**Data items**
◆ ◆ ◆ ◆ ◆

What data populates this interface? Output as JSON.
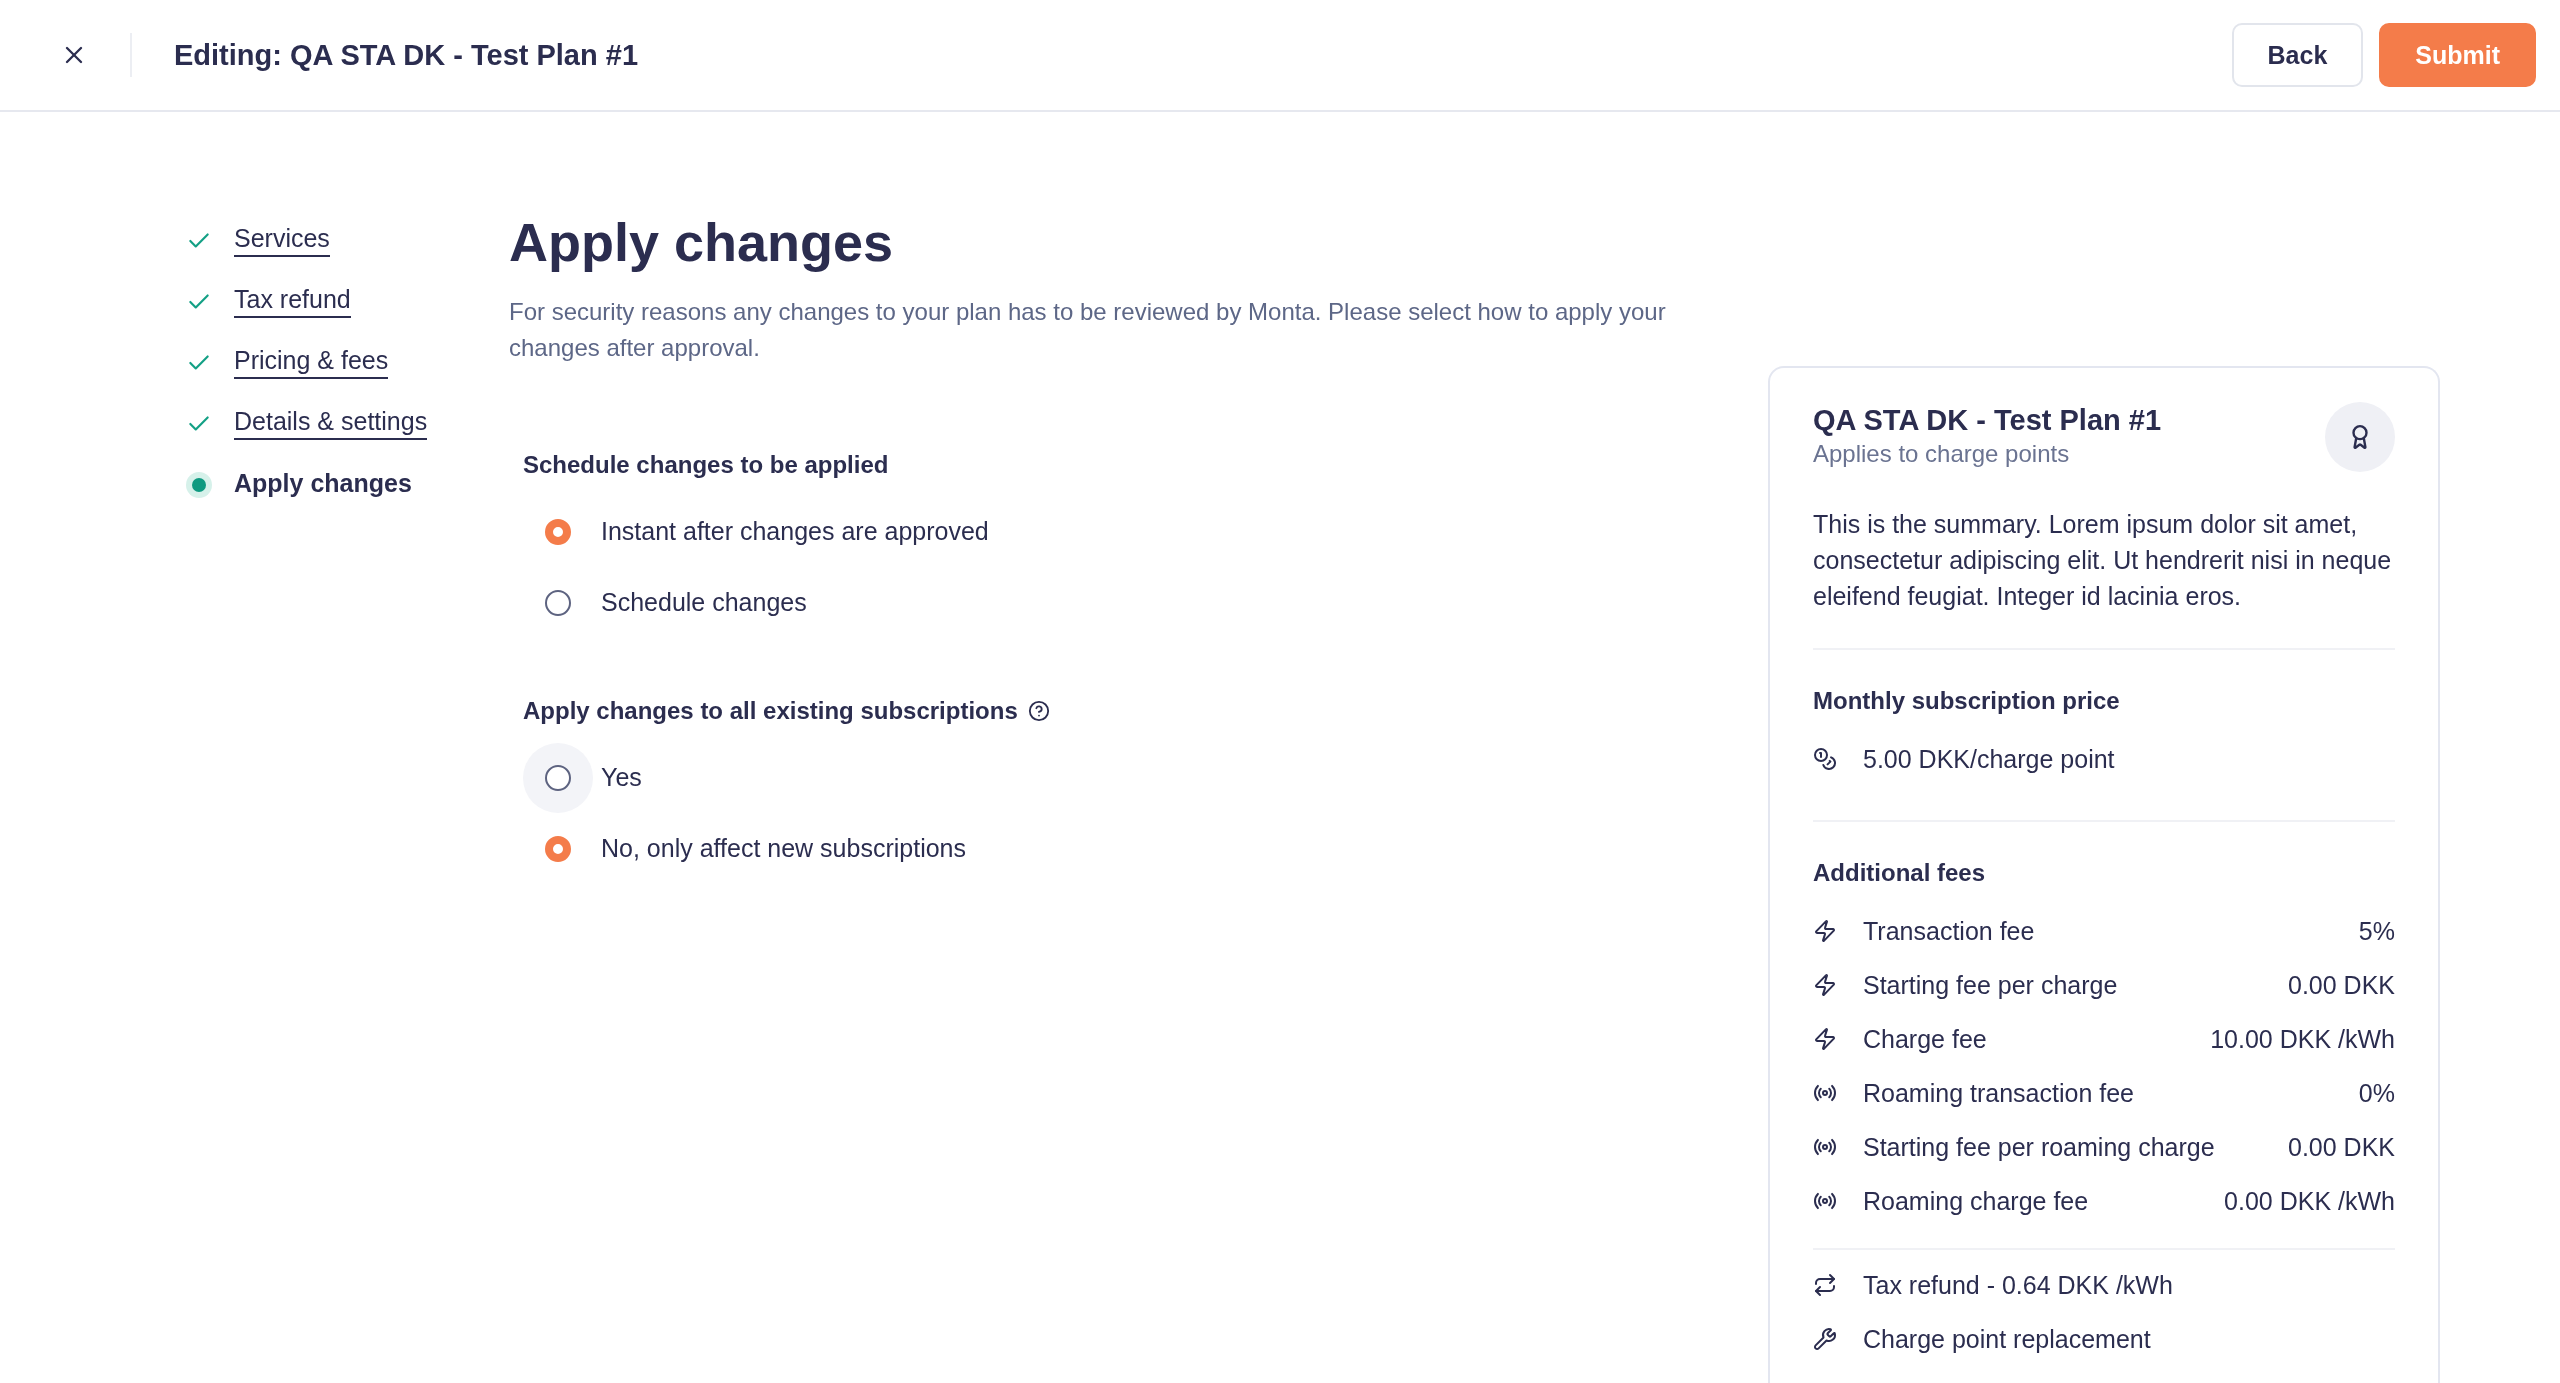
{
  "header": {
    "title": "Editing: QA STA DK - Test Plan #1",
    "buttons": [
      {
        "label": "Back",
        "kind": "secondary"
      },
      {
        "label": "Submit",
        "kind": "primary"
      }
    ]
  },
  "steps": [
    {
      "label": "Services",
      "kind": "done"
    },
    {
      "label": "Tax refund",
      "kind": "done"
    },
    {
      "label": "Pricing & fees",
      "kind": "done"
    },
    {
      "label": "Details & settings",
      "kind": "done"
    },
    {
      "label": "Apply changes",
      "kind": "current"
    }
  ],
  "main": {
    "heading": "Apply changes",
    "description": "For security reasons any changes to your plan has to be reviewed by Monta. Please select how to apply your changes after approval.",
    "groups": [
      {
        "title": "Schedule changes to be applied",
        "help": false,
        "options": [
          {
            "label": "Instant after changes are approved",
            "selected": true,
            "hovered": false
          },
          {
            "label": "Schedule changes",
            "selected": false,
            "hovered": false
          }
        ]
      },
      {
        "title": "Apply changes to all existing subscriptions",
        "help": true,
        "options": [
          {
            "label": "Yes",
            "selected": false,
            "hovered": true
          },
          {
            "label": "No, only affect new subscriptions",
            "selected": true,
            "hovered": false
          }
        ]
      }
    ]
  },
  "summary_card": {
    "title": "QA STA DK - Test Plan #1",
    "subtitle": "Applies to charge points",
    "summary": "This is the summary. Lorem ipsum dolor sit amet, consectetur adipiscing elit. Ut hendrerit nisi in neque eleifend feugiat. Integer id lacinia eros.",
    "monthly": {
      "title": "Monthly subscription price",
      "items": [
        {
          "kind": "coins",
          "label": "5.00 DKK/charge point"
        }
      ]
    },
    "fees": {
      "title": "Additional fees",
      "rows": [
        {
          "kind": "bolt",
          "label": "Transaction fee",
          "value": "5%"
        },
        {
          "kind": "bolt",
          "label": "Starting fee per charge",
          "value": "0.00 DKK"
        },
        {
          "kind": "bolt",
          "label": "Charge fee",
          "value": "10.00 DKK /kWh"
        },
        {
          "kind": "roaming",
          "label": "Roaming transaction fee",
          "value": "0%"
        },
        {
          "kind": "roaming",
          "label": "Starting fee per roaming charge",
          "value": "0.00 DKK"
        },
        {
          "kind": "roaming",
          "label": "Roaming charge fee",
          "value": "0.00 DKK /kWh"
        }
      ]
    },
    "extras": [
      {
        "kind": "refund",
        "label": "Tax refund - 0.64 DKK /kWh"
      },
      {
        "kind": "wrench",
        "label": "Charge point replacement"
      }
    ]
  }
}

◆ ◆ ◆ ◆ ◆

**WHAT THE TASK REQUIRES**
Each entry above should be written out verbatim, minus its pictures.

**TASK OUTPUT**
What data populates this interface? Output as JSON.
{
  "header": {
    "title": "Editing: QA STA DK - Test Plan #1",
    "buttons": [
      {
        "label": "Back",
        "kind": "secondary"
      },
      {
        "label": "Submit",
        "kind": "primary"
      }
    ]
  },
  "steps": [
    {
      "label": "Services",
      "kind": "done"
    },
    {
      "label": "Tax refund",
      "kind": "done"
    },
    {
      "label": "Pricing & fees",
      "kind": "done"
    },
    {
      "label": "Details & settings",
      "kind": "done"
    },
    {
      "label": "Apply changes",
      "kind": "current"
    }
  ],
  "main": {
    "heading": "Apply changes",
    "description": "For security reasons any changes to your plan has to be reviewed by Monta. Please select how to apply your changes after approval.",
    "groups": [
      {
        "title": "Schedule changes to be applied",
        "help": false,
        "options": [
          {
            "label": "Instant after changes are approved",
            "selected": true,
            "hovered": false
          },
          {
            "label": "Schedule changes",
            "selected": false,
            "hovered": false
          }
        ]
      },
      {
        "title": "Apply changes to all existing subscriptions",
        "help": true,
        "options": [
          {
            "label": "Yes",
            "selected": false,
            "hovered": true
          },
          {
            "label": "No, only affect new subscriptions",
            "selected": true,
            "hovered": false
          }
        ]
      }
    ]
  },
  "summary_card": {
    "title": "QA STA DK - Test Plan #1",
    "subtitle": "Applies to charge points",
    "summary": "This is the summary. Lorem ipsum dolor sit amet, consectetur adipiscing elit. Ut hendrerit nisi in neque eleifend feugiat. Integer id lacinia eros.",
    "monthly": {
      "title": "Monthly subscription price",
      "items": [
        {
          "kind": "coins",
          "label": "5.00 DKK/charge point"
        }
      ]
    },
    "fees": {
      "title": "Additional fees",
      "rows": [
        {
          "kind": "bolt",
          "label": "Transaction fee",
          "value": "5%"
        },
        {
          "kind": "bolt",
          "label": "Starting fee per charge",
          "value": "0.00 DKK"
        },
        {
          "kind": "bolt",
          "label": "Charge fee",
          "value": "10.00 DKK /kWh"
        },
        {
          "kind": "roaming",
          "label": "Roaming transaction fee",
          "value": "0%"
        },
        {
          "kind": "roaming",
          "label": "Starting fee per roaming charge",
          "value": "0.00 DKK"
        },
        {
          "kind": "roaming",
          "label": "Roaming charge fee",
          "value": "0.00 DKK /kWh"
        }
      ]
    },
    "extras": [
      {
        "kind": "refund",
        "label": "Tax refund - 0.64 DKK /kWh"
      },
      {
        "kind": "wrench",
        "label": "Charge point replacement"
      }
    ]
  }
}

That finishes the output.